Healthcare compliance is subject to frequent changes influenced by legal, regulatory, and industry developments, and staying current with evolving standards such as HIPAA, GDPR, and other regional or national regulations is important for healthcare organizations to ensure data security, patient privacy, and overall adherence to ethical and legal standards.
One pillar of healthcare compliance is the Health Insurance Portability and Accountability Act (HIPAA), signed into law in 1996, which sets the standard for protecting sensitive patient information. HIPAA compliance is important to healthcare organizations, and its requirements include various facets of healthcare operations, such as electronic health records (EHRs), physical security of data, and the transmission of health information. As technology advances, the challenges associated with maintaining HIPAA compliance have grown, demanding a way to address potential vulnerabilities in electronic systems and networks. Outside of the United States, the General Data Protection Regulation (GDPR) implemented by the European Union has had a big impact on global healthcare practices. GDPR focuses on the protection of personal data and applies to any organization processing the data of EU residents, regardless of the organization’s location. Healthcare professionals must understand GDPR, ensuring that the transfer and processing of patient data across international borders comply with these strict regulations. The extraterritorial reach of GDPR emphasizes the global nature of healthcare compliance and requires a complete understanding of international data protection laws.
Aside from HIPAA and GDPR, healthcare professionals must contend with many other regulatory frameworks that vary by jurisdiction. These may include but are not limited to the Health Information Technology for Economic and Clinical Health (HITECH) Act, the Centers for Medicare & Medicaid Services (CMS) regulations, and state-specific laws. Knowing these diverse and changing regulations is a formidable task that demands a commitment to ongoing education and a compliance infrastructure within healthcare organizations.
The advent of digital health technologies, telemedicine, and mobile health applications has introduced novel challenges to healthcare compliance. The increased use of remote patient monitoring, telehealth consultations, and mobile health apps requires careful examination of data security and privacy measures.
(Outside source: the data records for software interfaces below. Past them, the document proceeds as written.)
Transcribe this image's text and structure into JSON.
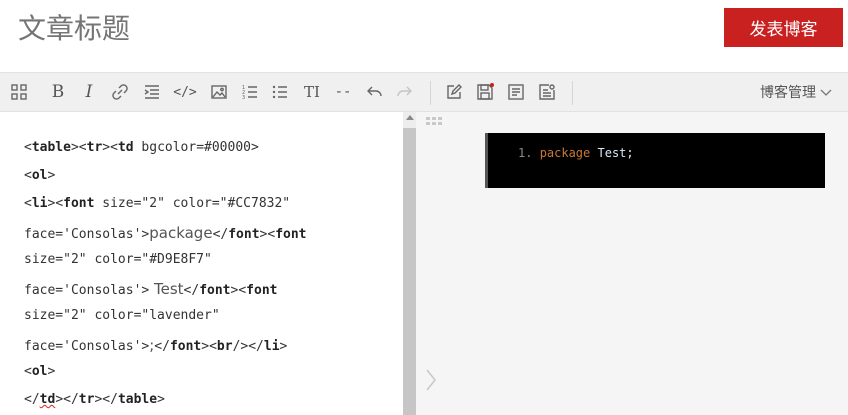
{
  "header": {
    "title_placeholder": "文章标题",
    "publish_label": "发表博客"
  },
  "toolbar": {
    "buttons": [
      {
        "name": "apps-grid-icon"
      },
      {
        "name": "bold-icon",
        "text": "B"
      },
      {
        "name": "italic-icon",
        "text": "I"
      },
      {
        "name": "link-icon"
      },
      {
        "name": "indent-icon"
      },
      {
        "name": "code-icon",
        "text": "</>"
      },
      {
        "name": "image-icon"
      },
      {
        "name": "ordered-list-icon"
      },
      {
        "name": "unordered-list-icon"
      },
      {
        "name": "heading-icon",
        "text": "TI"
      },
      {
        "name": "horizontal-rule-icon",
        "text": "--"
      },
      {
        "name": "undo-icon"
      },
      {
        "name": "redo-icon"
      },
      {
        "name": "edit-icon"
      },
      {
        "name": "save-icon"
      },
      {
        "name": "summary-icon"
      },
      {
        "name": "settings-doc-icon"
      }
    ],
    "blog_management_label": "博客管理"
  },
  "editor": {
    "lines": [
      {
        "parts": [
          [
            "<"
          ],
          [
            "table",
            "b"
          ],
          [
            ">"
          ],
          [
            "<"
          ],
          [
            "tr",
            "b"
          ],
          [
            ">"
          ],
          [
            "<"
          ],
          [
            "td",
            "b"
          ],
          [
            " bgcolor=#00000>"
          ]
        ]
      },
      {
        "parts": [
          [
            "<"
          ],
          [
            "ol",
            "b"
          ],
          [
            ">"
          ]
        ]
      },
      {
        "parts": [
          [
            "<"
          ],
          [
            "li",
            "b"
          ],
          [
            ">"
          ],
          [
            "<"
          ],
          [
            "font",
            "b"
          ],
          [
            " size=\"2\" color=\"#CC7832\""
          ]
        ]
      },
      {
        "parts": [
          [
            "face='Consolas'>"
          ],
          [
            "package",
            "p"
          ],
          [
            "</"
          ],
          [
            "font",
            "b"
          ],
          [
            ">"
          ],
          [
            "<"
          ],
          [
            "font",
            "b"
          ]
        ]
      },
      {
        "parts": [
          [
            "size=\"2\" color=\"#D9E8F7\""
          ]
        ]
      },
      {
        "parts": [
          [
            "face='Consolas'>"
          ],
          [
            " Test",
            "p"
          ],
          [
            "</"
          ],
          [
            "font",
            "b"
          ],
          [
            ">"
          ],
          [
            "<"
          ],
          [
            "font",
            "b"
          ]
        ]
      },
      {
        "parts": [
          [
            "size=\"2\" color=\"lavender\""
          ]
        ]
      },
      {
        "parts": [
          [
            "face='Consolas'>"
          ],
          [
            ";",
            "p"
          ],
          [
            "</"
          ],
          [
            "font",
            "b"
          ],
          [
            ">"
          ],
          [
            "<"
          ],
          [
            "br",
            "b"
          ],
          [
            "/>"
          ],
          [
            "</"
          ],
          [
            "li",
            "b"
          ],
          [
            ">"
          ]
        ]
      },
      {
        "parts": [
          [
            "<"
          ],
          [
            "ol",
            "b"
          ],
          [
            ">"
          ]
        ]
      },
      {
        "parts": [
          [
            "</"
          ],
          [
            "td",
            "bs"
          ],
          [
            ">"
          ],
          [
            "</"
          ],
          [
            "tr",
            "b"
          ],
          [
            ">"
          ],
          [
            "</"
          ],
          [
            "table",
            "b"
          ],
          [
            ">"
          ]
        ]
      }
    ]
  },
  "preview": {
    "line_number": "1.",
    "keyword": "package",
    "identifier": " Test",
    "punct": ";",
    "colors": {
      "keyword": "#CC7832",
      "identifier": "#D9E8F7",
      "punct": "lavender",
      "background": "#000000"
    }
  },
  "colors": {
    "accent": "#c9211f",
    "toolbar_bg": "#f0f0f0",
    "preview_bg": "#f5f5f5"
  }
}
Professionals in the healthcare sector must align their practices with regulations that govern the use and protection of patient information in these emerging technologies, ensuring that the benefits of innovation are not compromised by potential breaches of compliance. Healthcare compliance covers data security and privacy including its ethical considerations. The American Medical Association (AMA) and other professional medical associations provide ethical guidelines that healthcare professionals must consider in their practices. These guidelines touch on issues such as informed consent, patient autonomy, and the ethical use of new technologies in healthcare delivery. Healthcare professionals must understand these ethical concerns with a commitment to keeping the highest standards of patient care.
As healthcare delivery models evolve, the role of compliance officers within healthcare organizations becomes increasingly important. These professionals are tasked with developing and implementing compliance programs that include policies, procedures, training, and monitoring mechanisms. A compliance approach, including regular risk assessments and audits, is necessary to identify and address potential areas of non-compliance before they escalate into more issues. Compliance officers serve as the link between regulatory requirements and the day-to-day operations of healthcare organizations, ensuring the incorporation of compliance measures into patient care.
The consequences of non-compliance in healthcare can include legal ramifications, financial penalties, damage to reputation, and compromised patient care. Governmental agencies, such as the Office for Civil Rights (OCR) in the United States, actively enforce healthcare compliance through audits and investigations. The financial implications of non-compliance include regulatory fines plus the costs associated with legal defense, remediation efforts, and potential loss of revenue due to reputational damage.
Healthcare compliance demands unwavering attention from healthcare professionals. The web of regulations, ranging from HIPAA and GDPR to state-specific laws and ethical guidelines, requires an approach that ensures the integrity of patient care. As technology advances and healthcare delivery models transform, the role of compliance officers becomes increasingly important in dealing with difficulties of compliance and safeguarding the principles of healthcare – patient privacy, data security, and ethical practice. Professionals in the healthcare sector must embrace continuous learning and adaptation to meet the challenges of an evolving regulatory framework, thereby keeping the highest standards of care and ethical conduct in the field of healthcare compliance.